BPSA “Boot Scrubber” Invasive Species Awareness Species program sponsors include: Union Gas, the Gosling Foundation, Bruce County Corporation, the Bruce Trail Conservancy, the Helen McCrea Peacock Foundation, the Grey-Bruce Community Foundation, McKenzie IDA Wiarton, Wiarton Outdoor Education Center, the Town of South Bruce Peninsula, SBP Financial Services, the Elliott Family, The Sydenham Sportsmen’s Association, and Georgian Bluffs Township.
Over the last two years it seemed that anywhere I visited in Grey Bruce, there was another “Boot Scrubber” unit.
At the 2019 Owen Sound Salmon Spectacular the Federation of Anglers and Hunters (OFAH) Invasive Species Co-coordinator congratulated BPSA on its Boot Scrubber Program. Shawn Cayley said he wished more conservation organizations would launch similar awareness programs.
One OFAH zone chair called the phragmites invasion “one of the most serious and untold stories in Ontario.” He noted the fast growing noxious weed absorbs nutrients in waterways, eventually making it impossible for tiny creatures and even fish to survive. He too praised our BPSA Boost Scrubber program.
Our BPSA “Boot Scrubber Program” chair Jim Martell says “we aren’t trying to save the world. We are just trying to prevent the spread of these plants and make people more aware of them and get them to think about what society can do to keep them under control.”
BPSA is best known not for fighting invasives but for fish stocking. Since the sixties our community group has planted more than four million rainbow and brown trout and salmon in Southwest Georgian Bay. The 300 member BPSA was established in the sixties to “preserve and enhance fish and wildlife.” BPSA operates the longest running volunteer-run fish hatchery in Ontario.
We are members of the 40-member Ontario Community Hatchery Program (CHP) which is funded by the province and operated by the Ontario Federation of Anglers and Hunters.
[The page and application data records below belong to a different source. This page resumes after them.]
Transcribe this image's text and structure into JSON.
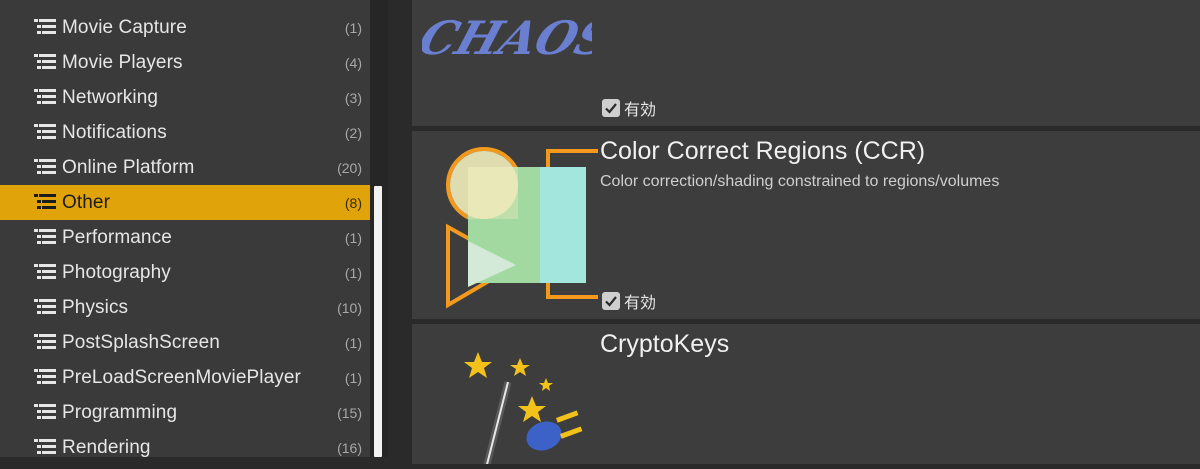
{
  "sidebar": {
    "items": [
      {
        "label": "Movie Capture",
        "count": "(1)",
        "selected": false
      },
      {
        "label": "Movie Players",
        "count": "(4)",
        "selected": false
      },
      {
        "label": "Networking",
        "count": "(3)",
        "selected": false
      },
      {
        "label": "Notifications",
        "count": "(2)",
        "selected": false
      },
      {
        "label": "Online Platform",
        "count": "(20)",
        "selected": false
      },
      {
        "label": "Other",
        "count": "(8)",
        "selected": true
      },
      {
        "label": "Performance",
        "count": "(1)",
        "selected": false
      },
      {
        "label": "Photography",
        "count": "(1)",
        "selected": false
      },
      {
        "label": "Physics",
        "count": "(10)",
        "selected": false
      },
      {
        "label": "PostSplashScreen",
        "count": "(1)",
        "selected": false
      },
      {
        "label": "PreLoadScreenMoviePlayer",
        "count": "(1)",
        "selected": false
      },
      {
        "label": "Programming",
        "count": "(15)",
        "selected": false
      },
      {
        "label": "Rendering",
        "count": "(16)",
        "selected": false
      }
    ]
  },
  "plugins": [
    {
      "title": "",
      "description": "",
      "enabled_label": "有効",
      "enabled": true,
      "logo_text": "CHAOS"
    },
    {
      "title": "Color Correct Regions (CCR)",
      "description": "Color correction/shading constrained to regions/volumes",
      "enabled_label": "有効",
      "enabled": true
    },
    {
      "title": "CryptoKeys",
      "description": "",
      "enabled_label": "",
      "enabled": false
    }
  ],
  "colors": {
    "selected_row": "#e0a30a",
    "accent_orange": "#f39a1e"
  }
}
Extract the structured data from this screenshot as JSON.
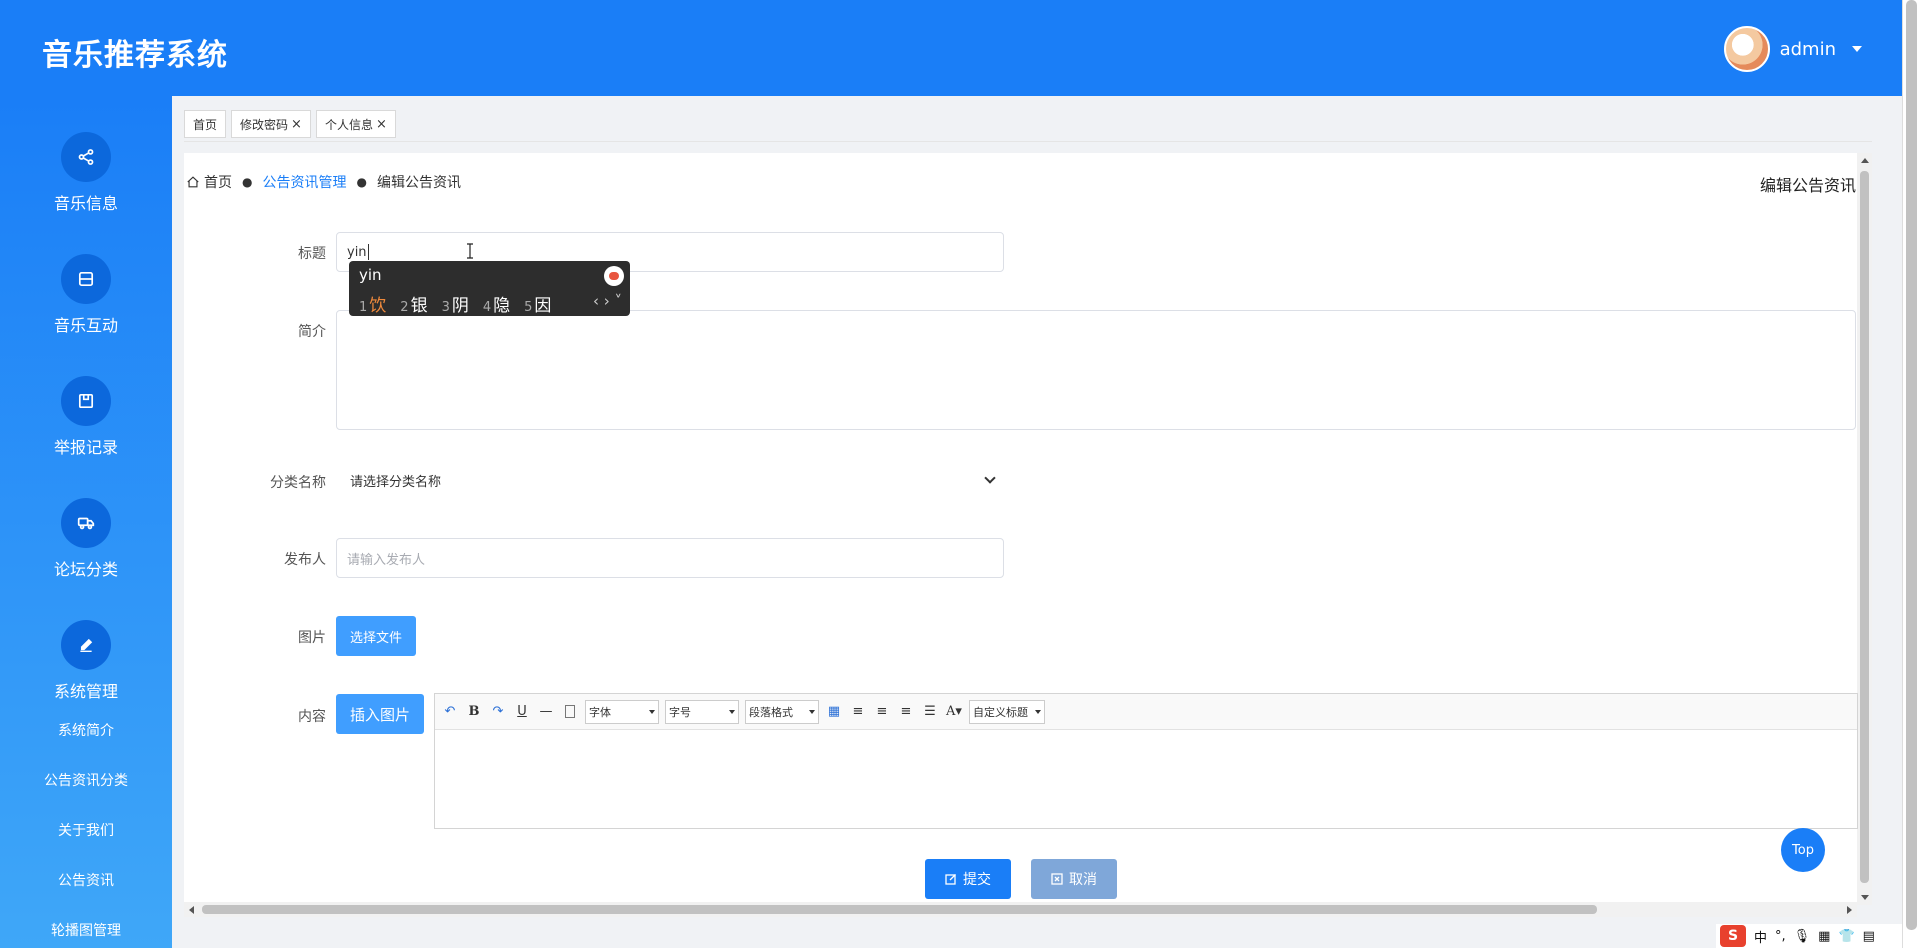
{
  "header": {
    "app_title": "音乐推荐系统",
    "user_name": "admin"
  },
  "sidebar": {
    "items": [
      {
        "label": "音乐信息",
        "icon": "share-icon"
      },
      {
        "label": "音乐互动",
        "icon": "list-icon"
      },
      {
        "label": "举报记录",
        "icon": "box-icon"
      },
      {
        "label": "论坛分类",
        "icon": "truck-icon"
      },
      {
        "label": "系统管理",
        "icon": "edit-icon"
      }
    ],
    "sub_items": [
      "系统简介",
      "公告资讯分类",
      "关于我们",
      "公告资讯",
      "轮播图管理"
    ]
  },
  "tabs": [
    {
      "label": "首页",
      "closable": false
    },
    {
      "label": "修改密码",
      "closable": true
    },
    {
      "label": "个人信息",
      "closable": true
    }
  ],
  "breadcrumb": {
    "home": "首页",
    "section": "公告资讯管理",
    "current": "编辑公告资讯"
  },
  "page_title": "编辑公告资讯",
  "form": {
    "title_label": "标题",
    "title_value": "yin",
    "intro_label": "简介",
    "category_label": "分类名称",
    "category_value": "请选择分类名称",
    "publisher_label": "发布人",
    "publisher_placeholder": "请输入发布人",
    "image_label": "图片",
    "choose_file": "选择文件",
    "content_label": "内容",
    "insert_image": "插入图片"
  },
  "editor_toolbar": {
    "font": "字体",
    "size": "字号",
    "format": "段落格式",
    "custom": "自定义标题"
  },
  "actions": {
    "submit": "提交",
    "cancel": "取消"
  },
  "ime": {
    "input": "yin",
    "candidates": [
      {
        "n": "1",
        "c": "饮"
      },
      {
        "n": "2",
        "c": "银"
      },
      {
        "n": "3",
        "c": "阴"
      },
      {
        "n": "4",
        "c": "隐"
      },
      {
        "n": "5",
        "c": "因"
      }
    ]
  },
  "top_button": "Top",
  "tray": {
    "lang": "中"
  },
  "colors": {
    "primary": "#1a7ef7",
    "button": "#409eff",
    "cancel": "#7fa7d9"
  }
}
Some of the costs involved with operating our fish stocking program are covered by the CHP.
BPSA boasts an active youth and adult archery program, a busy handgun club, youth and adult firearms training classes, and our tree planting program. The Bruce Peninsula Sportsmen’s Association was established in the sixties to “preserve and enhance fish and wildlife.” In 2020 we are celebrating fifty-eight years of service to the Grey-Bruce community. We always welcome new members.
For more info on BPSA please check our monthly newsletter